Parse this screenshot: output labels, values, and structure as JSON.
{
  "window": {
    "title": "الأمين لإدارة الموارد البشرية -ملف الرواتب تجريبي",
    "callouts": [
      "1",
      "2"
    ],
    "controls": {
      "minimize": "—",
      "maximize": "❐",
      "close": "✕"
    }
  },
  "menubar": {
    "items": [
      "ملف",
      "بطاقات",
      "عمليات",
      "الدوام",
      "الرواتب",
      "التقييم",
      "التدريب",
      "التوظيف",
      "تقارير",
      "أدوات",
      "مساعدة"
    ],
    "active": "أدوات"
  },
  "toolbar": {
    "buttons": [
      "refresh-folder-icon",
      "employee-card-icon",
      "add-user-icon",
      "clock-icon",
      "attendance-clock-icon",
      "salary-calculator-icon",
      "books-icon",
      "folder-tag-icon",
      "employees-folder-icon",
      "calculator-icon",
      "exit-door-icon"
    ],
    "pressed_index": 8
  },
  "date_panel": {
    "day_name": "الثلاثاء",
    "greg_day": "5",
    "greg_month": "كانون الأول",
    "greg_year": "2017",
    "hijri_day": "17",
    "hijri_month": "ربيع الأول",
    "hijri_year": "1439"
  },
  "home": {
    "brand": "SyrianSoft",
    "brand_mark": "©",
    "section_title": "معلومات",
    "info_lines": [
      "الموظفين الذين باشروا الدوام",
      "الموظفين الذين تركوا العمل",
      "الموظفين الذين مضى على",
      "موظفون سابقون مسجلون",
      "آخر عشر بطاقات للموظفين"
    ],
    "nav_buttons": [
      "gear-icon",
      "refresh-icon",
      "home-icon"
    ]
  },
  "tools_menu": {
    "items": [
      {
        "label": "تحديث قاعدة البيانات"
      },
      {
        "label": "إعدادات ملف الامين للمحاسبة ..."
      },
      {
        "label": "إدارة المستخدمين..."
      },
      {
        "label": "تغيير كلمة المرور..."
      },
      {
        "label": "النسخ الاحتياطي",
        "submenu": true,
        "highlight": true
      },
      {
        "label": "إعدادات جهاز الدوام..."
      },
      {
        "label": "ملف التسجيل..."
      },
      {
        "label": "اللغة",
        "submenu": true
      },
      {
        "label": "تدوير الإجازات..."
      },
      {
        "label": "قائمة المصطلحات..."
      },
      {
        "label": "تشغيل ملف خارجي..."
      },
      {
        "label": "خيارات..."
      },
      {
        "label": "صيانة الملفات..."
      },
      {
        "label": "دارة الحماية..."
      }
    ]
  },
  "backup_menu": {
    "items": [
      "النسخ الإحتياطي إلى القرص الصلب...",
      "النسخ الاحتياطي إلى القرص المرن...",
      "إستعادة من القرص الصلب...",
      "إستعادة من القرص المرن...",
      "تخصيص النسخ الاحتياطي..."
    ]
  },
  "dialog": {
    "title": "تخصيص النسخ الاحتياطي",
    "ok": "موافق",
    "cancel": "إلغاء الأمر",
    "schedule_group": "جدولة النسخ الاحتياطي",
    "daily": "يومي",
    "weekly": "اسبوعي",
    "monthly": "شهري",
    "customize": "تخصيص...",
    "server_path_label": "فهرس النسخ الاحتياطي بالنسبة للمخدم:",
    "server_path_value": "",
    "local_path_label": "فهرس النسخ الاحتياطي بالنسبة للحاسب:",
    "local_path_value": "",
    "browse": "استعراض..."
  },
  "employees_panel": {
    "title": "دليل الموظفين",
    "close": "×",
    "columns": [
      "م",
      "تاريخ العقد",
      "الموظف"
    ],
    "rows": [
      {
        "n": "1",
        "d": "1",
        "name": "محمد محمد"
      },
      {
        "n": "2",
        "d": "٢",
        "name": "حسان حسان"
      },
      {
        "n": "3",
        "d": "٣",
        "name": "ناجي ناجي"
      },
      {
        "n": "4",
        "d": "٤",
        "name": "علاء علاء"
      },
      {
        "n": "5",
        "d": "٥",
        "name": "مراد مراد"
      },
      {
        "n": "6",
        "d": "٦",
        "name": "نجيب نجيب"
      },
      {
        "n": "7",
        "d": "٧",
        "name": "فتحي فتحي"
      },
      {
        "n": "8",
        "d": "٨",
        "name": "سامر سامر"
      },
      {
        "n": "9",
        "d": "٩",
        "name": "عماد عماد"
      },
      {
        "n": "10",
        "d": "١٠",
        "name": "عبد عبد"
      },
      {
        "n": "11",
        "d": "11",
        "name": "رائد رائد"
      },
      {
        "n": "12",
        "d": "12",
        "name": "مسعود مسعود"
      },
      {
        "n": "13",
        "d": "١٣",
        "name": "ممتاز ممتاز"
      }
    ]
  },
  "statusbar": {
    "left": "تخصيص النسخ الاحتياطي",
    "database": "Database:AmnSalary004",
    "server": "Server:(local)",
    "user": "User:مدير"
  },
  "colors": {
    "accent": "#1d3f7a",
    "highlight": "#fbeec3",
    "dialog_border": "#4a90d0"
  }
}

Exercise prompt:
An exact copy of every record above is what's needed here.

Response to this exercise:
Parse this screenshot: output labels, values, and structure as JSON.
{
  "window": {
    "title": "الأمين لإدارة الموارد البشرية -ملف الرواتب تجريبي",
    "callouts": [
      "1",
      "2"
    ],
    "controls": {
      "minimize": "—",
      "maximize": "❐",
      "close": "✕"
    }
  },
  "menubar": {
    "items": [
      "ملف",
      "بطاقات",
      "عمليات",
      "الدوام",
      "الرواتب",
      "التقييم",
      "التدريب",
      "التوظيف",
      "تقارير",
      "أدوات",
      "مساعدة"
    ],
    "active": "أدوات"
  },
  "toolbar": {
    "buttons": [
      "refresh-folder-icon",
      "employee-card-icon",
      "add-user-icon",
      "clock-icon",
      "attendance-clock-icon",
      "salary-calculator-icon",
      "books-icon",
      "folder-tag-icon",
      "employees-folder-icon",
      "calculator-icon",
      "exit-door-icon"
    ],
    "pressed_index": 8
  },
  "date_panel": {
    "day_name": "الثلاثاء",
    "greg_day": "5",
    "greg_month": "كانون الأول",
    "greg_year": "2017",
    "hijri_day": "17",
    "hijri_month": "ربيع الأول",
    "hijri_year": "1439"
  },
  "home": {
    "brand": "SyrianSoft",
    "brand_mark": "©",
    "section_title": "معلومات",
    "info_lines": [
      "الموظفين الذين باشروا الدوام",
      "الموظفين الذين تركوا العمل",
      "الموظفين الذين مضى على",
      "موظفون سابقون مسجلون",
      "آخر عشر بطاقات للموظفين"
    ],
    "nav_buttons": [
      "gear-icon",
      "refresh-icon",
      "home-icon"
    ]
  },
  "tools_menu": {
    "items": [
      {
        "label": "تحديث قاعدة البيانات"
      },
      {
        "label": "إعدادات ملف الامين للمحاسبة ..."
      },
      {
        "label": "إدارة المستخدمين..."
      },
      {
        "label": "تغيير كلمة المرور..."
      },
      {
        "label": "النسخ الاحتياطي",
        "submenu": true,
        "highlight": true
      },
      {
        "label": "إعدادات جهاز الدوام..."
      },
      {
        "label": "ملف التسجيل..."
      },
      {
        "label": "اللغة",
        "submenu": true
      },
      {
        "label": "تدوير الإجازات..."
      },
      {
        "label": "قائمة المصطلحات..."
      },
      {
        "label": "تشغيل ملف خارجي..."
      },
      {
        "label": "خيارات..."
      },
      {
        "label": "صيانة الملفات..."
      },
      {
        "label": "دارة الحماية..."
      }
    ]
  },
  "backup_menu": {
    "items": [
      "النسخ الإحتياطي إلى القرص الصلب...",
      "النسخ الاحتياطي إلى القرص المرن...",
      "إستعادة من القرص الصلب...",
      "إستعادة من القرص المرن...",
      "تخصيص النسخ الاحتياطي..."
    ]
  },
  "dialog": {
    "title": "تخصيص النسخ الاحتياطي",
    "ok": "موافق",
    "cancel": "إلغاء الأمر",
    "schedule_group": "جدولة النسخ الاحتياطي",
    "daily": "يومي",
    "weekly": "اسبوعي",
    "monthly": "شهري",
    "customize": "تخصيص...",
    "server_path_label": "فهرس النسخ الاحتياطي بالنسبة للمخدم:",
    "server_path_value": "",
    "local_path_label": "فهرس النسخ الاحتياطي بالنسبة للحاسب:",
    "local_path_value": "",
    "browse": "استعراض..."
  },
  "employees_panel": {
    "title": "دليل الموظفين",
    "close": "×",
    "columns": [
      "م",
      "تاريخ العقد",
      "الموظف"
    ],
    "rows": [
      {
        "n": "1",
        "d": "1",
        "name": "محمد محمد"
      },
      {
        "n": "2",
        "d": "٢",
        "name": "حسان حسان"
      },
      {
        "n": "3",
        "d": "٣",
        "name": "ناجي ناجي"
      },
      {
        "n": "4",
        "d": "٤",
        "name": "علاء علاء"
      },
      {
        "n": "5",
        "d": "٥",
        "name": "مراد مراد"
      },
      {
        "n": "6",
        "d": "٦",
        "name": "نجيب نجيب"
      },
      {
        "n": "7",
        "d": "٧",
        "name": "فتحي فتحي"
      },
      {
        "n": "8",
        "d": "٨",
        "name": "سامر سامر"
      },
      {
        "n": "9",
        "d": "٩",
        "name": "عماد عماد"
      },
      {
        "n": "10",
        "d": "١٠",
        "name": "عبد عبد"
      },
      {
        "n": "11",
        "d": "11",
        "name": "رائد رائد"
      },
      {
        "n": "12",
        "d": "12",
        "name": "مسعود مسعود"
      },
      {
        "n": "13",
        "d": "١٣",
        "name": "ممتاز ممتاز"
      }
    ]
  },
  "statusbar": {
    "left": "تخصيص النسخ الاحتياطي",
    "database": "Database:AmnSalary004",
    "server": "Server:(local)",
    "user": "User:مدير"
  },
  "colors": {
    "accent": "#1d3f7a",
    "highlight": "#fbeec3",
    "dialog_border": "#4a90d0"
  }
}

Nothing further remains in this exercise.